**Exercise instructions:** Your answer is a number only: how many lines in the data below contain "name"?

--------------------------------------------------

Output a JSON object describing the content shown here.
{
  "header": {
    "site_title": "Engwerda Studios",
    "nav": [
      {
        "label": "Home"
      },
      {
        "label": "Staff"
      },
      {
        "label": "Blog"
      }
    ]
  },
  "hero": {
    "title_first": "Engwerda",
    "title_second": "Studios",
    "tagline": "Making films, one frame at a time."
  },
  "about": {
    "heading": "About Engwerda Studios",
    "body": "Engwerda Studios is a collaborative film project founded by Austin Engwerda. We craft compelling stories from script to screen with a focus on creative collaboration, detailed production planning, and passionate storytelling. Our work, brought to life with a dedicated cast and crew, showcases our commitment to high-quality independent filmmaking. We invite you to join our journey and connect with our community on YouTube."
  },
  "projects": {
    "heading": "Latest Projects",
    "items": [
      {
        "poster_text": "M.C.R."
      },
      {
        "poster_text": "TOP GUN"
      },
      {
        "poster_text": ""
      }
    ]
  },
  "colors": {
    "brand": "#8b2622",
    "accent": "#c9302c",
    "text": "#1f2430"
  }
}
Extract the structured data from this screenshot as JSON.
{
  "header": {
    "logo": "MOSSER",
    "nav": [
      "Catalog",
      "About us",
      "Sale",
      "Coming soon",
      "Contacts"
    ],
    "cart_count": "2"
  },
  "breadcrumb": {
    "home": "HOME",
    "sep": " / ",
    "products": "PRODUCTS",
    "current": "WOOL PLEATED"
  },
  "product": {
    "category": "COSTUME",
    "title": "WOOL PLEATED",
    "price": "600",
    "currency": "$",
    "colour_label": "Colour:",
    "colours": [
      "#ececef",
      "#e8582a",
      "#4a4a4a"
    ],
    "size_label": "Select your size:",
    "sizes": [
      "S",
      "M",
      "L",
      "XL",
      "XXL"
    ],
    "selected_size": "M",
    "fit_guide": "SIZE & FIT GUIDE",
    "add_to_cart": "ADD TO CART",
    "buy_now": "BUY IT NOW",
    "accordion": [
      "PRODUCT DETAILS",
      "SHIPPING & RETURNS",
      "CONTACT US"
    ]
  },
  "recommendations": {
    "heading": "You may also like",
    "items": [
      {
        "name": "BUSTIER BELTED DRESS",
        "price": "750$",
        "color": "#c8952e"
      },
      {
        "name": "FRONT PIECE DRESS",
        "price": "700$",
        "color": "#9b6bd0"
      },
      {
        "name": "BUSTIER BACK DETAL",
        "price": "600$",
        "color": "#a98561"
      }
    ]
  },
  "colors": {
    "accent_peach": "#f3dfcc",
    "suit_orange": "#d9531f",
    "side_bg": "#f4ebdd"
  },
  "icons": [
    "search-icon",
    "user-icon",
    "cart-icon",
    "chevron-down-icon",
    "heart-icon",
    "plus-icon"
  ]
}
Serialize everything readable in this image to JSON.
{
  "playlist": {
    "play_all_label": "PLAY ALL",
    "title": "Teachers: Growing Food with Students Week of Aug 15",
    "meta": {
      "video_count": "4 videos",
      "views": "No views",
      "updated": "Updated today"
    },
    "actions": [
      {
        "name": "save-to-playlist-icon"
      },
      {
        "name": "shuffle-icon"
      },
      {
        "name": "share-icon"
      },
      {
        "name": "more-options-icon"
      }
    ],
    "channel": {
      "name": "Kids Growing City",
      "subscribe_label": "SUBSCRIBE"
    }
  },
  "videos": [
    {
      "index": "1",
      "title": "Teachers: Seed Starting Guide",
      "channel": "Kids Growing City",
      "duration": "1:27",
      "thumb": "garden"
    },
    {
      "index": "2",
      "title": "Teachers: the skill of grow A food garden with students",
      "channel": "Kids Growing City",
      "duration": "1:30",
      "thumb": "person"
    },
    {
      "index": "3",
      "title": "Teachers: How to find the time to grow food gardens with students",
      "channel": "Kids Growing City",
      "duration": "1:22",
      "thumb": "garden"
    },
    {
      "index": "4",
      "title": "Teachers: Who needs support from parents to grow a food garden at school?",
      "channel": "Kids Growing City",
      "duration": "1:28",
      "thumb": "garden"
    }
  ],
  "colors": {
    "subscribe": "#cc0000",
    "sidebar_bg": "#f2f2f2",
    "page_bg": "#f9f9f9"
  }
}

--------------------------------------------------

**Output for this task:** 8